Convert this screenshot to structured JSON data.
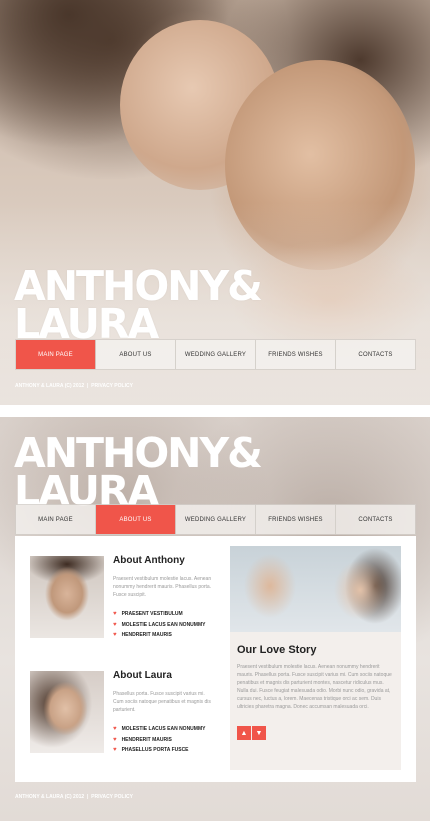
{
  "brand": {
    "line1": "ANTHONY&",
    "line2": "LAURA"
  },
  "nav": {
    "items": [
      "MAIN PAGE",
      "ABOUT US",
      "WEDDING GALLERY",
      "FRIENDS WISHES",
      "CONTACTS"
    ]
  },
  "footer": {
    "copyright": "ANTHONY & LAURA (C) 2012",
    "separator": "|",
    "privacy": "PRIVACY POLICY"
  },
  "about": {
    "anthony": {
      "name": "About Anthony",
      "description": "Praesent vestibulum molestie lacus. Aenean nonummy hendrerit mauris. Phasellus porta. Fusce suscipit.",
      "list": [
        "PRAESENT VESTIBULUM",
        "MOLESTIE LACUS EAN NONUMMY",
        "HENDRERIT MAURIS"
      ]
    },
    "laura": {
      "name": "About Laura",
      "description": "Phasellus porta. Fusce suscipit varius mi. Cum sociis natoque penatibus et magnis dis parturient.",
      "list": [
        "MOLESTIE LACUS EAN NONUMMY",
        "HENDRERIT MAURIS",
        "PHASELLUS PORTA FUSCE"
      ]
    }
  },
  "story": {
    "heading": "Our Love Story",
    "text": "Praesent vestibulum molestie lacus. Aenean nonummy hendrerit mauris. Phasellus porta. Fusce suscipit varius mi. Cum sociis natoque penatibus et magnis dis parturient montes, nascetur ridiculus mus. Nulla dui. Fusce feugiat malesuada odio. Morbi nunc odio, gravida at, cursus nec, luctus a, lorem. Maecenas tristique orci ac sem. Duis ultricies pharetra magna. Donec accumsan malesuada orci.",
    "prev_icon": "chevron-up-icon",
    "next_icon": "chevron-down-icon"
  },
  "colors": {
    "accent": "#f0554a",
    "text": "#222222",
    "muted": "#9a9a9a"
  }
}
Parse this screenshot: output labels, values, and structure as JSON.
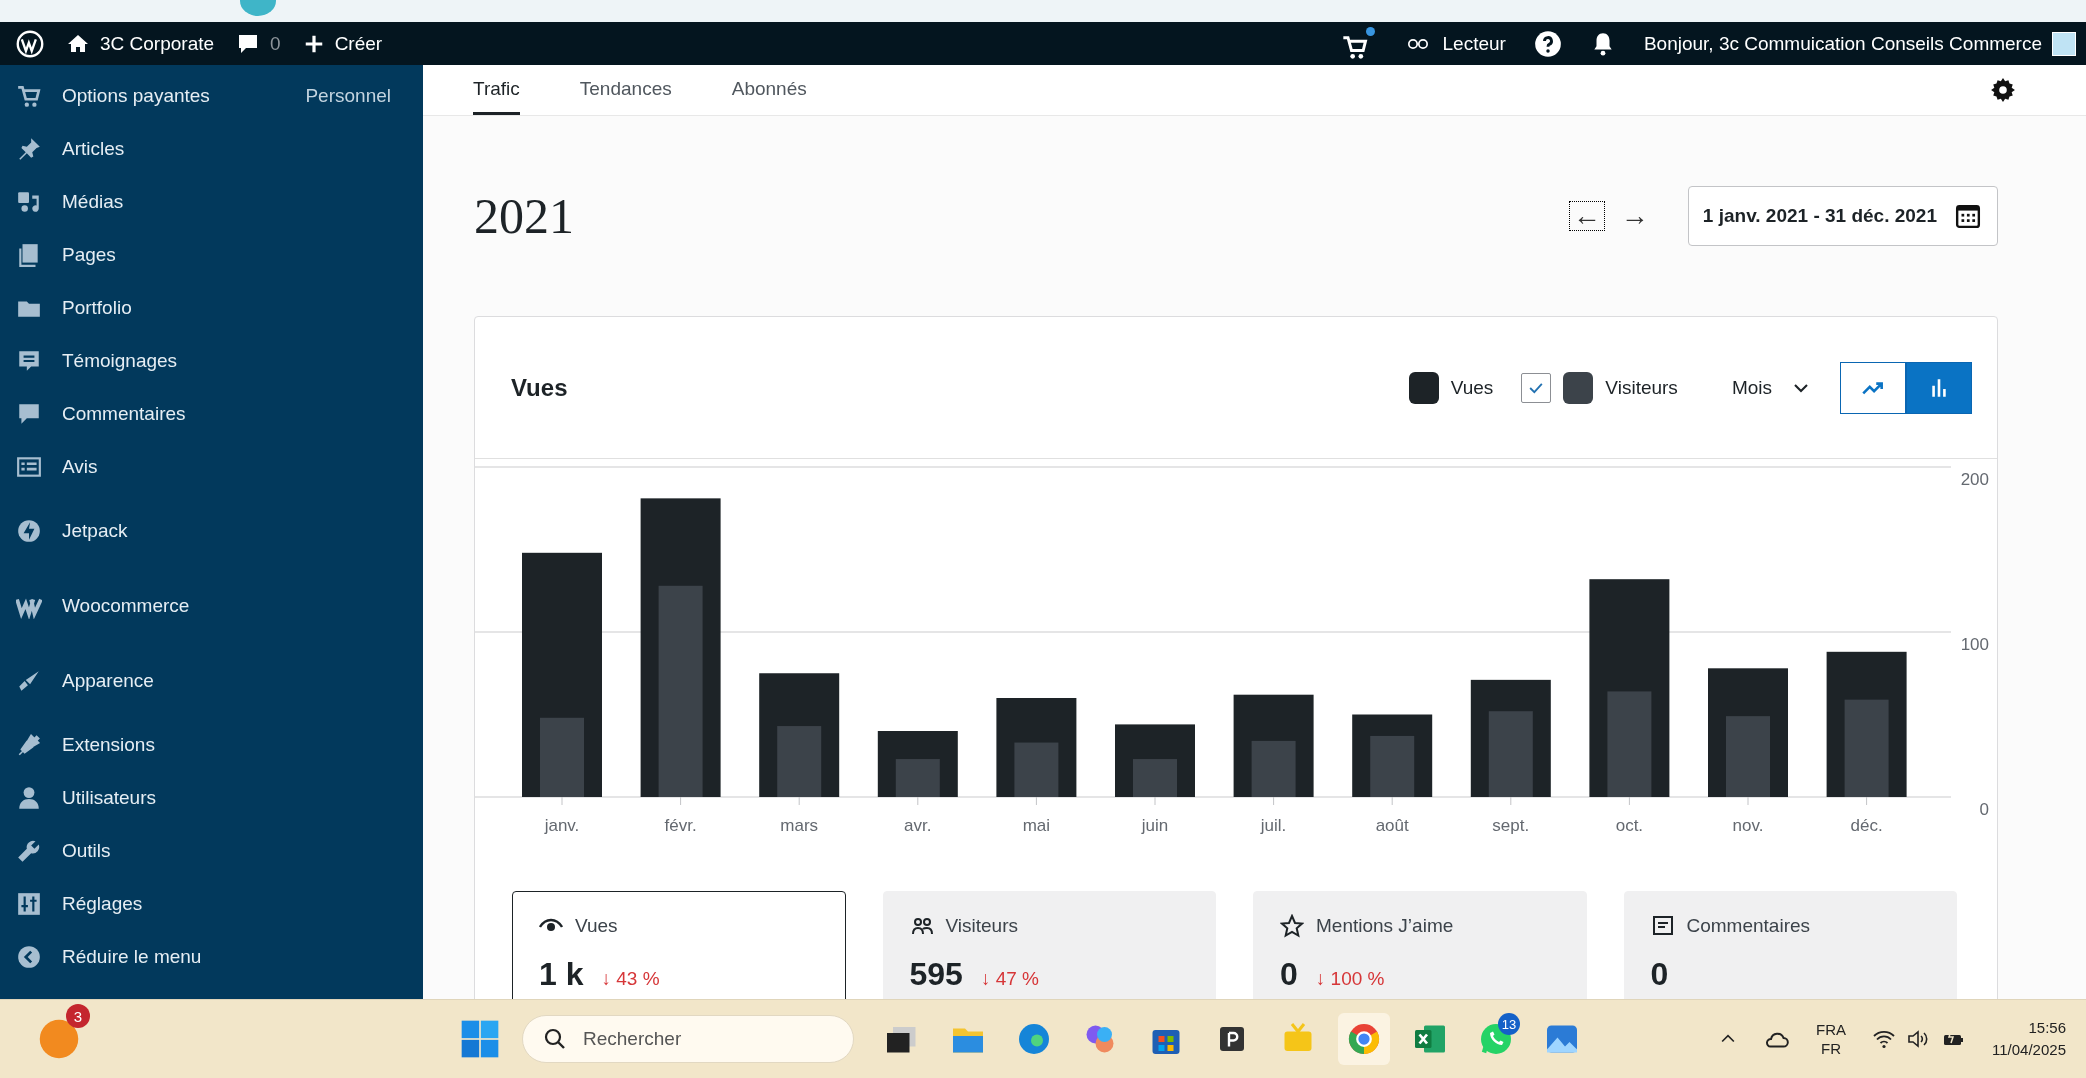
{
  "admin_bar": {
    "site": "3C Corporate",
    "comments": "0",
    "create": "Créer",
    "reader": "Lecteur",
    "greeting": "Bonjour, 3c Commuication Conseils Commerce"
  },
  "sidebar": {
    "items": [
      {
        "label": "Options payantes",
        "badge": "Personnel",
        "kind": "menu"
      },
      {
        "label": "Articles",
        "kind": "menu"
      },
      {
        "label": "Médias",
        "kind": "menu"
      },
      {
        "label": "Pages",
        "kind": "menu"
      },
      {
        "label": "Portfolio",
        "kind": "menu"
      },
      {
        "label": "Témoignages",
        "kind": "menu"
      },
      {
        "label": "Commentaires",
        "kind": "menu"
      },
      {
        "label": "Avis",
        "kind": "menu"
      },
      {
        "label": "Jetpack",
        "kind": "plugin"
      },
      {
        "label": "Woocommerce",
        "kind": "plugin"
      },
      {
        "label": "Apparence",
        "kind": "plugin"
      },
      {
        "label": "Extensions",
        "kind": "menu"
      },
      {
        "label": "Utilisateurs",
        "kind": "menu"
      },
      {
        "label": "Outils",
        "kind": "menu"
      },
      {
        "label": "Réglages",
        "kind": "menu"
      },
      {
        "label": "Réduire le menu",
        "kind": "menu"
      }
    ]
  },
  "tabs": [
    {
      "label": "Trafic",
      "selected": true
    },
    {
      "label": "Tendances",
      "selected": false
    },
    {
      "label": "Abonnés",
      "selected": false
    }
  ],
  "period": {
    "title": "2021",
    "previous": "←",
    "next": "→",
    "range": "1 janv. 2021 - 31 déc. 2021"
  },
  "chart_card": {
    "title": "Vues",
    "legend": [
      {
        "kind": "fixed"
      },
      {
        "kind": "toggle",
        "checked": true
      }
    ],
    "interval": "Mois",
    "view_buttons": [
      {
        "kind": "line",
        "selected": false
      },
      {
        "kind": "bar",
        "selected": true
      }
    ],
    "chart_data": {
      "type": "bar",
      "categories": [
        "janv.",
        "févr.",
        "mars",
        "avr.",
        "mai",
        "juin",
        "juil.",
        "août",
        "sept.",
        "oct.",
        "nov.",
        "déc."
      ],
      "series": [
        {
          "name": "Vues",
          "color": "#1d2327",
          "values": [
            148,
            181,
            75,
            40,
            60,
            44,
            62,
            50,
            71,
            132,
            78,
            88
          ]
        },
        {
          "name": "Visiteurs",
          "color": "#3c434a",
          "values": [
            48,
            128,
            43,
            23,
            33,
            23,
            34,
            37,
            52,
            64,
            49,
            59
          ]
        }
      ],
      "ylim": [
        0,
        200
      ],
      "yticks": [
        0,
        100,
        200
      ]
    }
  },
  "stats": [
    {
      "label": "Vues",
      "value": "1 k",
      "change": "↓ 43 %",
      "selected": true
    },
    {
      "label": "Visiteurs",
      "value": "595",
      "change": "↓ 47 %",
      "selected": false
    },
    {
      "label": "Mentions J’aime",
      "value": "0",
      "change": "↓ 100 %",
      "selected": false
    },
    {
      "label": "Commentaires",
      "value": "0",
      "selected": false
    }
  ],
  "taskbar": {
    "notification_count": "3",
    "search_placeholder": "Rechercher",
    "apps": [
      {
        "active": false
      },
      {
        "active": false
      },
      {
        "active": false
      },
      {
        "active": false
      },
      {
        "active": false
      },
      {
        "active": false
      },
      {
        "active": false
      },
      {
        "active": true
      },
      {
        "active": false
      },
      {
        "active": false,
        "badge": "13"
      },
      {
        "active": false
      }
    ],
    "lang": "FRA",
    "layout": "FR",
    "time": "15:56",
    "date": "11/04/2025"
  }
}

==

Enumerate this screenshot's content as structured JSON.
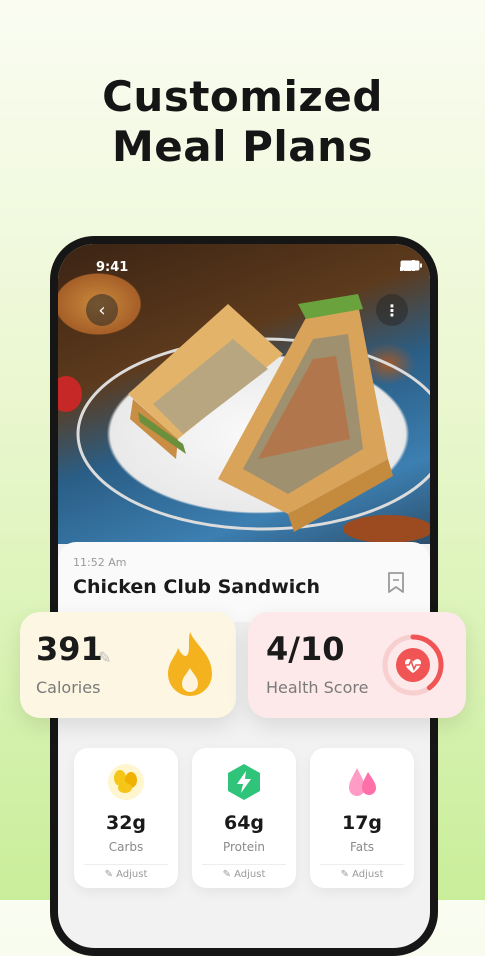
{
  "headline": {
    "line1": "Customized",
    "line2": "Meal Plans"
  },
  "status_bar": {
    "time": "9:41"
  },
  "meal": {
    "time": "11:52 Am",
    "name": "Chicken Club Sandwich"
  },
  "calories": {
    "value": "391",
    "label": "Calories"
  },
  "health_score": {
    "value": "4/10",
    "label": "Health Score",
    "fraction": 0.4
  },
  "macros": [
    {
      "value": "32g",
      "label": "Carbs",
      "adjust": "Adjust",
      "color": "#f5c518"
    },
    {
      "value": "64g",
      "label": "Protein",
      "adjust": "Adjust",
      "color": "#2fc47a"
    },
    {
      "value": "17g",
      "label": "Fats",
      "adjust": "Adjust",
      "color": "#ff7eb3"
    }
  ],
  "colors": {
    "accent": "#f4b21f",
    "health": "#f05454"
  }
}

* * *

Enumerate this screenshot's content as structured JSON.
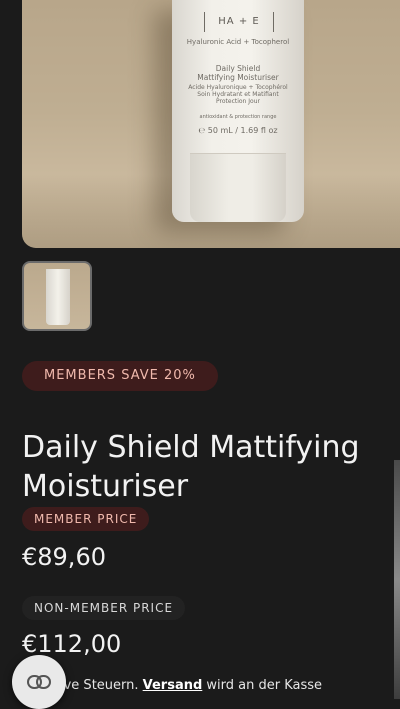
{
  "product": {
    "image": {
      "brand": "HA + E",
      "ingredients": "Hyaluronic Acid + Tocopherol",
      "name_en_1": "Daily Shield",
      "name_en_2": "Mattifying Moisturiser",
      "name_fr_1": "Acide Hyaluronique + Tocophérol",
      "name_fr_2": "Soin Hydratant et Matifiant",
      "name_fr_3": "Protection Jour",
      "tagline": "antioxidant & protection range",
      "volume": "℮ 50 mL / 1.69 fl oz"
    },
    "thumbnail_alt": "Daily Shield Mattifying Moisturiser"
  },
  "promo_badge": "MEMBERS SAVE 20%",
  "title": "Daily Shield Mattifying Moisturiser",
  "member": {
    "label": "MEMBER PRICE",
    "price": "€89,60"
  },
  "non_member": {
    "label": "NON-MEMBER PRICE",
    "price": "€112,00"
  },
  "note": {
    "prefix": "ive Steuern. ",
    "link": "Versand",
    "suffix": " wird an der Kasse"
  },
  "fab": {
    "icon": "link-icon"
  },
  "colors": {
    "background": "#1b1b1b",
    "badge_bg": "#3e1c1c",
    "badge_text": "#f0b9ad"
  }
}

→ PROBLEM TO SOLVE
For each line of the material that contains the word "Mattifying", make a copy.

→ EXERCISE ANSWER
      "name_en_2": "Mattifying Moisturiser",
    "thumbnail_alt": "Daily Shield Mattifying Moisturiser"
  "title": "Daily Shield Mattifying Moisturiser",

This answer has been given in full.